* **The data**:

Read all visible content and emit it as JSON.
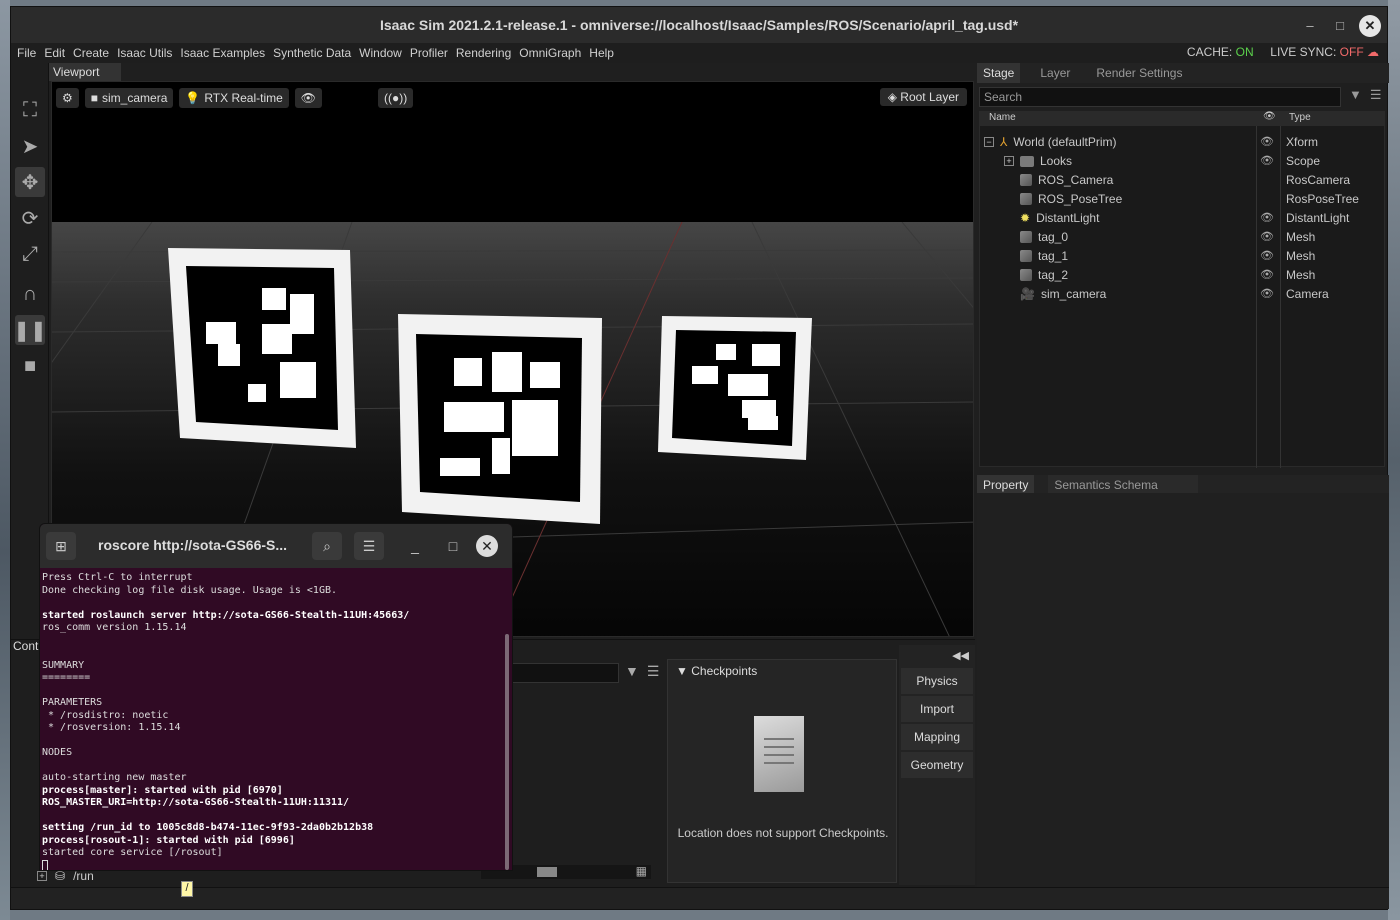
{
  "window": {
    "title": "Isaac Sim 2021.2.1-release.1 - omniverse://localhost/Isaac/Samples/ROS/Scenario/april_tag.usd*"
  },
  "menu": [
    "File",
    "Edit",
    "Create",
    "Isaac Utils",
    "Isaac Examples",
    "Synthetic Data",
    "Window",
    "Profiler",
    "Rendering",
    "OmniGraph",
    "Help"
  ],
  "status": {
    "cache_label": "CACHE:",
    "cache_value": "ON",
    "live_sync_label": "LIVE SYNC:",
    "live_sync_value": "OFF"
  },
  "viewport": {
    "tab": "Viewport",
    "camera": "sim_camera",
    "renderer": "RTX Real-time",
    "broadcast": "((●))",
    "root_layer": "Root Layer"
  },
  "stage": {
    "tabs": [
      "Stage",
      "Layer",
      "Render Settings"
    ],
    "search_placeholder": "Search",
    "col_name": "Name",
    "col_type": "Type",
    "rows": [
      {
        "name": "World (defaultPrim)",
        "type": "Xform",
        "visible": true
      },
      {
        "name": "Looks",
        "type": "Scope",
        "visible": true
      },
      {
        "name": "ROS_Camera",
        "type": "RosCamera",
        "visible": false
      },
      {
        "name": "ROS_PoseTree",
        "type": "RosPoseTree",
        "visible": false
      },
      {
        "name": "DistantLight",
        "type": "DistantLight",
        "visible": true
      },
      {
        "name": "tag_0",
        "type": "Mesh",
        "visible": true
      },
      {
        "name": "tag_1",
        "type": "Mesh",
        "visible": true
      },
      {
        "name": "tag_2",
        "type": "Mesh",
        "visible": true
      },
      {
        "name": "sim_camera",
        "type": "Camera",
        "visible": true
      }
    ]
  },
  "property": {
    "tabs": [
      "Property",
      "Semantics Schema Editor"
    ]
  },
  "bottom": {
    "content_tab": "Cont",
    "checkpoints_title": "Checkpoints",
    "checkpoints_msg": "Location does not support Checkpoints.",
    "side_buttons": [
      "Physics",
      "Import",
      "Mapping",
      "Geometry"
    ],
    "path": "/run",
    "tooltip": "/"
  },
  "terminal": {
    "title": "roscore http://sota-GS66-S...",
    "lines": [
      {
        "t": "Press Ctrl-C to interrupt",
        "b": false
      },
      {
        "t": "Done checking log file disk usage. Usage is <1GB.",
        "b": false
      },
      {
        "t": "",
        "b": false
      },
      {
        "t": "started roslaunch server http://sota-GS66-Stealth-11UH:45663/",
        "b": true
      },
      {
        "t": "ros_comm version 1.15.14",
        "b": false
      },
      {
        "t": "",
        "b": false
      },
      {
        "t": "",
        "b": false
      },
      {
        "t": "SUMMARY",
        "b": false
      },
      {
        "t": "========",
        "b": false
      },
      {
        "t": "",
        "b": false
      },
      {
        "t": "PARAMETERS",
        "b": false
      },
      {
        "t": " * /rosdistro: noetic",
        "b": false
      },
      {
        "t": " * /rosversion: 1.15.14",
        "b": false
      },
      {
        "t": "",
        "b": false
      },
      {
        "t": "NODES",
        "b": false
      },
      {
        "t": "",
        "b": false
      },
      {
        "t": "auto-starting new master",
        "b": false
      },
      {
        "t": "process[master]: started with pid [6970]",
        "b": true
      },
      {
        "t": "ROS_MASTER_URI=http://sota-GS66-Stealth-11UH:11311/",
        "b": true
      },
      {
        "t": "",
        "b": false
      },
      {
        "t": "setting /run_id to 1005c8d8-b474-11ec-9f93-2da0b2b12b38",
        "b": true
      },
      {
        "t": "process[rosout-1]: started with pid [6996]",
        "b": true
      },
      {
        "t": "started core service [/rosout]",
        "b": false
      }
    ]
  }
}
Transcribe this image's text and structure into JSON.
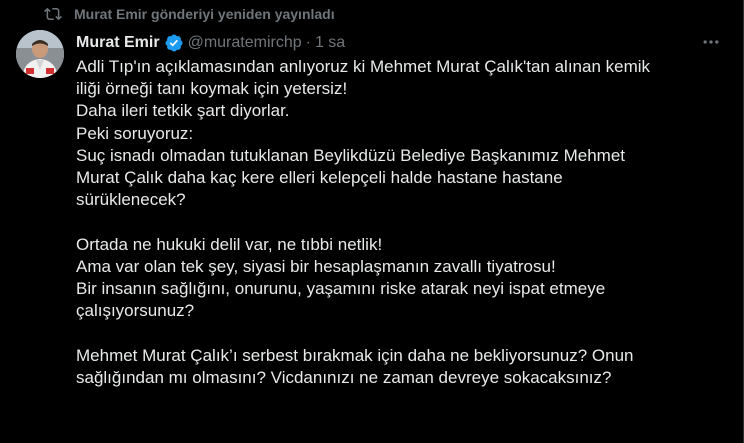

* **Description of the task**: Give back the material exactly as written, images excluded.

* **Answer to this task**:
Read all visible content and emit it as JSON.
{
  "window": {
    "title": "Isaac Sim 2021.2.1-release.1 - omniverse://localhost/Isaac/Samples/ROS/Scenario/april_tag.usd*"
  },
  "menu": [
    "File",
    "Edit",
    "Create",
    "Isaac Utils",
    "Isaac Examples",
    "Synthetic Data",
    "Window",
    "Profiler",
    "Rendering",
    "OmniGraph",
    "Help"
  ],
  "status": {
    "cache_label": "CACHE:",
    "cache_value": "ON",
    "live_sync_label": "LIVE SYNC:",
    "live_sync_value": "OFF"
  },
  "viewport": {
    "tab": "Viewport",
    "camera": "sim_camera",
    "renderer": "RTX Real-time",
    "broadcast": "((●))",
    "root_layer": "Root Layer"
  },
  "stage": {
    "tabs": [
      "Stage",
      "Layer",
      "Render Settings"
    ],
    "search_placeholder": "Search",
    "col_name": "Name",
    "col_type": "Type",
    "rows": [
      {
        "name": "World (defaultPrim)",
        "type": "Xform",
        "visible": true
      },
      {
        "name": "Looks",
        "type": "Scope",
        "visible": true
      },
      {
        "name": "ROS_Camera",
        "type": "RosCamera",
        "visible": false
      },
      {
        "name": "ROS_PoseTree",
        "type": "RosPoseTree",
        "visible": false
      },
      {
        "name": "DistantLight",
        "type": "DistantLight",
        "visible": true
      },
      {
        "name": "tag_0",
        "type": "Mesh",
        "visible": true
      },
      {
        "name": "tag_1",
        "type": "Mesh",
        "visible": true
      },
      {
        "name": "tag_2",
        "type": "Mesh",
        "visible": true
      },
      {
        "name": "sim_camera",
        "type": "Camera",
        "visible": true
      }
    ]
  },
  "property": {
    "tabs": [
      "Property",
      "Semantics Schema Editor"
    ]
  },
  "bottom": {
    "content_tab": "Cont",
    "checkpoints_title": "Checkpoints",
    "checkpoints_msg": "Location does not support Checkpoints.",
    "side_buttons": [
      "Physics",
      "Import",
      "Mapping",
      "Geometry"
    ],
    "path": "/run",
    "tooltip": "/"
  },
  "terminal": {
    "title": "roscore http://sota-GS66-S...",
    "lines": [
      {
        "t": "Press Ctrl-C to interrupt",
        "b": false
      },
      {
        "t": "Done checking log file disk usage. Usage is <1GB.",
        "b": false
      },
      {
        "t": "",
        "b": false
      },
      {
        "t": "started roslaunch server http://sota-GS66-Stealth-11UH:45663/",
        "b": true
      },
      {
        "t": "ros_comm version 1.15.14",
        "b": false
      },
      {
        "t": "",
        "b": false
      },
      {
        "t": "",
        "b": false
      },
      {
        "t": "SUMMARY",
        "b": false
      },
      {
        "t": "========",
        "b": false
      },
      {
        "t": "",
        "b": false
      },
      {
        "t": "PARAMETERS",
        "b": false
      },
      {
        "t": " * /rosdistro: noetic",
        "b": false
      },
      {
        "t": " * /rosversion: 1.15.14",
        "b": false
      },
      {
        "t": "",
        "b": false
      },
      {
        "t": "NODES",
        "b": false
      },
      {
        "t": "",
        "b": false
      },
      {
        "t": "auto-starting new master",
        "b": false
      },
      {
        "t": "process[master]: started with pid [6970]",
        "b": true
      },
      {
        "t": "ROS_MASTER_URI=http://sota-GS66-Stealth-11UH:11311/",
        "b": true
      },
      {
        "t": "",
        "b": false
      },
      {
        "t": "setting /run_id to 1005c8d8-b474-11ec-9f93-2da0b2b12b38",
        "b": true
      },
      {
        "t": "process[rosout-1]: started with pid [6996]",
        "b": true
      },
      {
        "t": "started core service [/rosout]",
        "b": false
      }
    ]
  }
}
Transcribe this image's text and structure into JSON.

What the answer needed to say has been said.